Friday, 21 September 2012

David Gaffney

I went, last weekend, to the 60th birthday celebrations for Stand magazine, which has played a major role in contemporary poetry and deserves to be supported in every possible way. I gave a reading and listened to others and the general standard was extremely impressive. The most distinctive though was by David Gaffney who writes micro-fiction, - each piece 150 words long. He read, for example, one about the emotional meaning of the spiral structure of Ikea stores,  a deeply creepy one about wardrobes, and one about a man who hates grocery shopping so much he starts - on the principle that people buy more or less the same things - to commandeer trolleys which have already been loaded by other people. One day his victim notices what he's done, but he decides to pretend he knows her:

'Darling, I'll just get eggs.'
'We've got eggs,' the woman chirped. 'Listen, do you want to go out to the car?

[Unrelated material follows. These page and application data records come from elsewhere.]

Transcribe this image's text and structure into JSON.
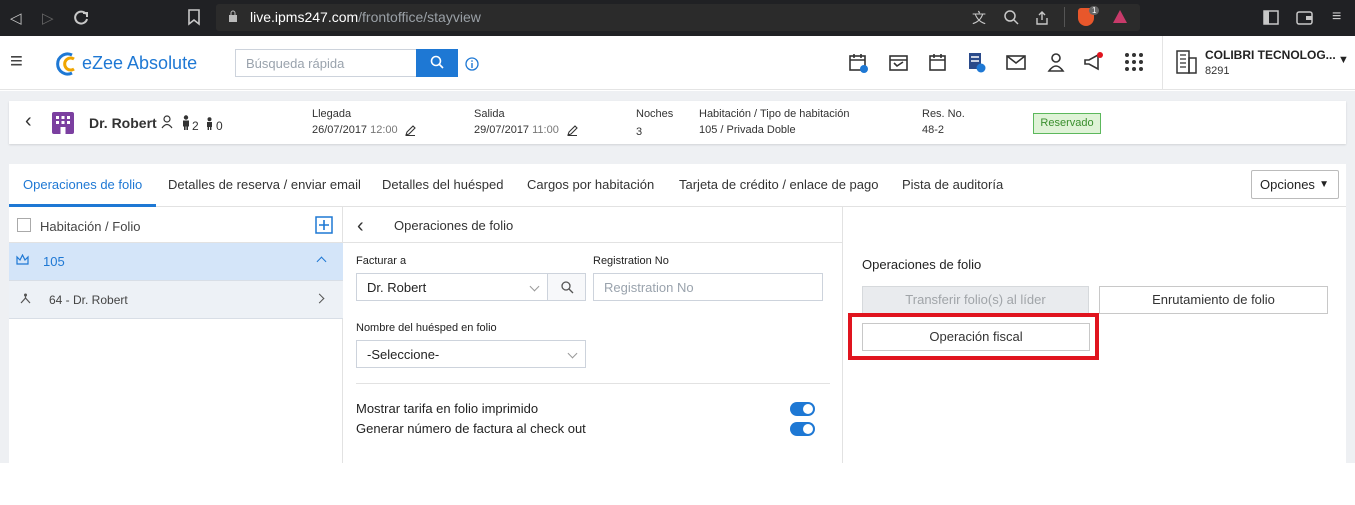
{
  "browser": {
    "url_domain": "live.ipms247.com",
    "url_path": "/frontoffice/stayview",
    "badge_count": "1"
  },
  "app": {
    "logo_text": "eZee Absolute",
    "search_placeholder": "Búsqueda rápida",
    "company_name": "COLIBRI TECNOLOG...",
    "company_code": "8291"
  },
  "guest": {
    "name": "Dr. Robert",
    "adults": "2",
    "children": "0",
    "arrival_label": "Llegada",
    "arrival_date": "26/07/2017",
    "arrival_time": "12:00",
    "departure_label": "Salida",
    "departure_date": "29/07/2017",
    "departure_time": "11:00",
    "nights_label": "Noches",
    "nights": "3",
    "room_label": "Habitación / Tipo de habitación",
    "room": "105 / Privada Doble",
    "res_label": "Res. No.",
    "res_no": "48-2",
    "status": "Reservado"
  },
  "tabs": [
    {
      "label": "Operaciones de folio"
    },
    {
      "label": "Detalles de reserva / enviar email"
    },
    {
      "label": "Detalles del huésped"
    },
    {
      "label": "Cargos por habitación"
    },
    {
      "label": "Tarjeta de crédito / enlace de pago"
    },
    {
      "label": "Pista de auditoría"
    }
  ],
  "options_label": "Opciones",
  "left_panel": {
    "header": "Habitación / Folio",
    "room": "105",
    "folio": "64 - Dr. Robert"
  },
  "middle_panel": {
    "title": "Operaciones de folio",
    "bill_to_label": "Facturar a",
    "bill_to_value": "Dr. Robert",
    "registration_label": "Registration No",
    "registration_placeholder": "Registration No",
    "guest_name_label": "Nombre del huésped en folio",
    "guest_name_value": "-Seleccione-",
    "toggle1_label": "Mostrar tarifa en folio imprimido",
    "toggle2_label": "Generar número de factura al check out",
    "toggle1_on": true,
    "toggle2_on": true
  },
  "right_panel": {
    "title": "Operaciones de folio",
    "transfer_label": "Transferir folio(s) al líder",
    "routing_label": "Enrutamiento de folio",
    "fiscal_label": "Operación fiscal"
  },
  "colors": {
    "accent": "#1e78d4",
    "highlight": "#e0141e",
    "status_green": "#5cb85c"
  }
}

You look stressed. You can listen to your tape.'

I talked to David at the interval and, in an attempt to influence him, broached the subject of blowdry handriers: how the conventional ones breathe a death rattle on your hands and leave them no drier than before, but the Dyson Hyperblade is scarily effective - if you look at your hands while it's operating, you can see it drives deep ripples across them, as though it's plunging underneath your skin to dry it from the inside. It may work, he seemed interested.

Wednesday, 12 September 2012

Hillsborough Report

Tony Blair said 'We're all middle-class now', but the horrors explicit and implicit in this report indicate the very powerful role that class still plays in British society, and which is all the more powerful because class is being so cleverly and subtly marginalised as a way of understanding contemporary experience. That the innocent victims of this horror could actually be blamed for causing it, and that such blame was routinely extended and so widely believed, shows the extent of the dismissive contempt with which they were regarded in the first place, and shows how class prejudices carry the weight of unexamined 'common sense', and can be used against the working class by the same people who say it is old-fashioned to talk about class at all.